A Department of Labor prohibited transaction exemption that permits investment-advice fiduciaries to receive compensation for more types of guidance, including advice to roll over assets from a retirement plan to an individual retirement account, will go into effect Feb. 16 as scheduled, the agency said Friday.
The exemption was finalized in December under the Trump administration but needed 60 days to take effect. Upon taking office Jan. 20, the Biden administration had the ability to halt and review any rule-making effort that was not in effect, and the exemption had an uncertain fate.
"This exemption allows for important investor protections, including a stringent 'best interest' standard of care for fiduciary recommendations of rollovers from ERISA-protected retirement accounts," said Ali Khawar, deputy assistant secretary of Labor for the Employee Benefits Security Administration, in a statement.
"We recognize that investment-advice providers have been preparing for the exemption, and this step will allow them to implement important system changes, Mr. Khawar said. "That said, we will continue our stakeholder outreach to determine how we might improve this exemption, the rule defining who is an investment-advice fiduciary, and related exemptions to build on this approach."
The Employee Retirement Income Security Act of 1974 currently prohibits investment advice fiduciaries from self-dealing, or taking actions that would provide additional compensation from transactions for themselves, their affiliates or related entities involving plans and individual retirement accounts.
Investment advice fiduciaries relying on the exemption would have to provide advice in the best interest of retirement investors and give those investors basic information about conflicts of interests, said Jeanne Klinefelter Wilson, former acting assistant secretary of labor for the EBSA under the Trump administration, on a briefing call with reporters in December.
Mr. Khawar, who is the EBSA's current acting head, said the agency in the coming days will publish related guidance for retirement investors, employee benefit plans and investment advice providers.
"We are pleased that the Department of Labor has decided to proceed with the new exemption, which contains important protections for plan participants and certainty for plan advisers who want to work with those participants." said Brian Graff, CEO of the American Retirement Association. "We look forward to the opportunity to work with the Labor Department as they develop guidance and continue to improve this exemption in the months ahead."
Upon proposing the exemption June 29, the Labor Department also issued a final rule reinstating the five-part test used to determine whether an investment professional or financial institution is a fiduciary. It was in 2016 that the Labor Department under the Obama administration finalized a rule, commonly known as the fiduciary rule, that aimed to replace the five-part test by broadening the definition on when a person or entity is taking on fiduciary responsibilities.

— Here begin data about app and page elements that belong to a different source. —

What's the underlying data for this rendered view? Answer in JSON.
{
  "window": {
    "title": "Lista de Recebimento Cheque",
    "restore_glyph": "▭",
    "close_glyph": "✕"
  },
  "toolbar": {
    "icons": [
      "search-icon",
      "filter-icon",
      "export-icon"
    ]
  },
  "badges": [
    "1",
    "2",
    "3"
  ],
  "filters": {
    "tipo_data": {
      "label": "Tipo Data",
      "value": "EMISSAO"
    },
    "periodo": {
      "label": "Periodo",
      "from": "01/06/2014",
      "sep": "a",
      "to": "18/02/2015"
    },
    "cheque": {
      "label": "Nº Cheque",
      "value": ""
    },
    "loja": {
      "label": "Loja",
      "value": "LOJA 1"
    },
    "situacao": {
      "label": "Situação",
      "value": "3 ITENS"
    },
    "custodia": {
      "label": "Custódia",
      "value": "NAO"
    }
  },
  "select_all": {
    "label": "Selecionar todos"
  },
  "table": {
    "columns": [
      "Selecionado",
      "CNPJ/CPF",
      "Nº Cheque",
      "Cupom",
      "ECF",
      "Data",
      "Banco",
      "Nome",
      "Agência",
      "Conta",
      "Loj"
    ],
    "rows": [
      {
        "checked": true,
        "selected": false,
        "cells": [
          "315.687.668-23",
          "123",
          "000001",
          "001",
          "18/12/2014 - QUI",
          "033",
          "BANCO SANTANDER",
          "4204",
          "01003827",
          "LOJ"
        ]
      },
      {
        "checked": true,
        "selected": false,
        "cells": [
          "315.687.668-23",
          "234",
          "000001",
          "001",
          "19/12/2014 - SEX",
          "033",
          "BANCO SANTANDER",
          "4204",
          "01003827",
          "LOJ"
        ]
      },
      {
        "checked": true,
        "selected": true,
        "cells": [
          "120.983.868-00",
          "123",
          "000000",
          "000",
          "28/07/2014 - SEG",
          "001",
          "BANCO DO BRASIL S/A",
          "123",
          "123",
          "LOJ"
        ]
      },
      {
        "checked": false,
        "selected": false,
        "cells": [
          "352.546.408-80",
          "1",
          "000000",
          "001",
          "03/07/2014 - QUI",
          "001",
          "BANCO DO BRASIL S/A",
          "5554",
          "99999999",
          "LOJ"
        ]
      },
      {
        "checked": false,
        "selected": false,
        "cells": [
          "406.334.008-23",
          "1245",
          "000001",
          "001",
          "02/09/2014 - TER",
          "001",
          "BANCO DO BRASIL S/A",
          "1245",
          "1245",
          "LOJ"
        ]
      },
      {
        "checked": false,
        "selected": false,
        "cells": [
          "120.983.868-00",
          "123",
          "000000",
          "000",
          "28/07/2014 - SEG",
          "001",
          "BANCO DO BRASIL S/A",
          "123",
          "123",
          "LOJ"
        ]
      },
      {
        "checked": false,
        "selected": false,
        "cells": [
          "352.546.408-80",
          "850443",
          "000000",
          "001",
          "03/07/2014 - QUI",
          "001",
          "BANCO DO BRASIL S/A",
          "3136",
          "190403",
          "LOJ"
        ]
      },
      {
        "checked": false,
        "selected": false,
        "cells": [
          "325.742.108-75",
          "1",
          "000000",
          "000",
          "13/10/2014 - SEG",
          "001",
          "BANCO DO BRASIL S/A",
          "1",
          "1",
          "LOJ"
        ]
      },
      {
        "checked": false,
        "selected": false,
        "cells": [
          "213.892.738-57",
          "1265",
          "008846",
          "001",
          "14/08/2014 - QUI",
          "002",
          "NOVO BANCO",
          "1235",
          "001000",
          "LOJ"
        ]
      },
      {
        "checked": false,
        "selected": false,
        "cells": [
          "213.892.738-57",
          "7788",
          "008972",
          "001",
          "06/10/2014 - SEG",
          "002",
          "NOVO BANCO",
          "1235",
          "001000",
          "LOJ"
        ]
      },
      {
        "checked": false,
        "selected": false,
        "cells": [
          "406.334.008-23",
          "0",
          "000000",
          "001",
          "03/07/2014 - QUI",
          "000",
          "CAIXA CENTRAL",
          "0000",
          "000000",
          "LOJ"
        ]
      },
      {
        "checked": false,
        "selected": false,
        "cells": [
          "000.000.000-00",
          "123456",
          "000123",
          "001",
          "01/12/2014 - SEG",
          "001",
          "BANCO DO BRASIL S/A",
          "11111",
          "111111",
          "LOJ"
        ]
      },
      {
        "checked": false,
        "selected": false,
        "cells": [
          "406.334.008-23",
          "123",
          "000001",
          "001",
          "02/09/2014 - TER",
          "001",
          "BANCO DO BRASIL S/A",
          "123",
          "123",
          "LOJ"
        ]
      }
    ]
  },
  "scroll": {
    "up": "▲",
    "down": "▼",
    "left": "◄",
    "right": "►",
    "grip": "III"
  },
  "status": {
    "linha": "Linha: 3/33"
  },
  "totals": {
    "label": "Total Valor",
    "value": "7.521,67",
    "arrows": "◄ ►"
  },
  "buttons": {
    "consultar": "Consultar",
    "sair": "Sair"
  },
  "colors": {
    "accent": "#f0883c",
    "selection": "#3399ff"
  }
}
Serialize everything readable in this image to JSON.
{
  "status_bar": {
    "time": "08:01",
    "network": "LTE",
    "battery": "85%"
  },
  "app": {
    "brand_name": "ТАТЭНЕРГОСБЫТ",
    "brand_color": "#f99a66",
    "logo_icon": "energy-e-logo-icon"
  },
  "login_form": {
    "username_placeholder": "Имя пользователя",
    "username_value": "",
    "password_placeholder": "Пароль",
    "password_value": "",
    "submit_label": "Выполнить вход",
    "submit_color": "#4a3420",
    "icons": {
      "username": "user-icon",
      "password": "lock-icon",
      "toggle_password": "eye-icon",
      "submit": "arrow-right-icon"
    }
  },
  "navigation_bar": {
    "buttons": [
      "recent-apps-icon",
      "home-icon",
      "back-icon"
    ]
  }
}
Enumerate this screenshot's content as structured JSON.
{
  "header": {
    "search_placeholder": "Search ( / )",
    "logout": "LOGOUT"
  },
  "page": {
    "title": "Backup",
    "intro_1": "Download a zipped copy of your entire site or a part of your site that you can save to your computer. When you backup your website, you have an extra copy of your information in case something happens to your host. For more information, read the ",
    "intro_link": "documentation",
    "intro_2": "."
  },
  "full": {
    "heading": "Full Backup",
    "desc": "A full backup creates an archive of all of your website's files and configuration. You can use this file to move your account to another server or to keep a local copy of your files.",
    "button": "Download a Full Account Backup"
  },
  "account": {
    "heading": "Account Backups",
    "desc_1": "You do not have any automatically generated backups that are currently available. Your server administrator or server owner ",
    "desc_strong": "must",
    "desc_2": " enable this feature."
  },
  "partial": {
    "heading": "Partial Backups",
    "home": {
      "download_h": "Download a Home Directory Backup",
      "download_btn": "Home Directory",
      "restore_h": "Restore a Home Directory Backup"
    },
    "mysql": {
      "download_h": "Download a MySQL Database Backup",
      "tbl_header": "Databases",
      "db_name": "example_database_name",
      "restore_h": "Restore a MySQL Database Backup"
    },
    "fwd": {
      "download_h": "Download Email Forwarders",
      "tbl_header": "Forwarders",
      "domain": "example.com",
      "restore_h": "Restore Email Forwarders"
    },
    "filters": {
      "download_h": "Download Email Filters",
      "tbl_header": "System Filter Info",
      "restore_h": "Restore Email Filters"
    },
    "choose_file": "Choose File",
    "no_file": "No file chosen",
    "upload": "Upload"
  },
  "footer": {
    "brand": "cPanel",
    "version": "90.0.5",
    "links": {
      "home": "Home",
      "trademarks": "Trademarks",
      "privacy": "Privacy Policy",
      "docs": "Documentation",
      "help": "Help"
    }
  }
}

The 2016 rule was struck down in federal court in 2018.
The Securities and Exchange Commission's own best-interest standard, known as Reg BI, went into effect in June, but the debate on investment advice and exactly who is a fiduciary is likely to continue under the Biden administration.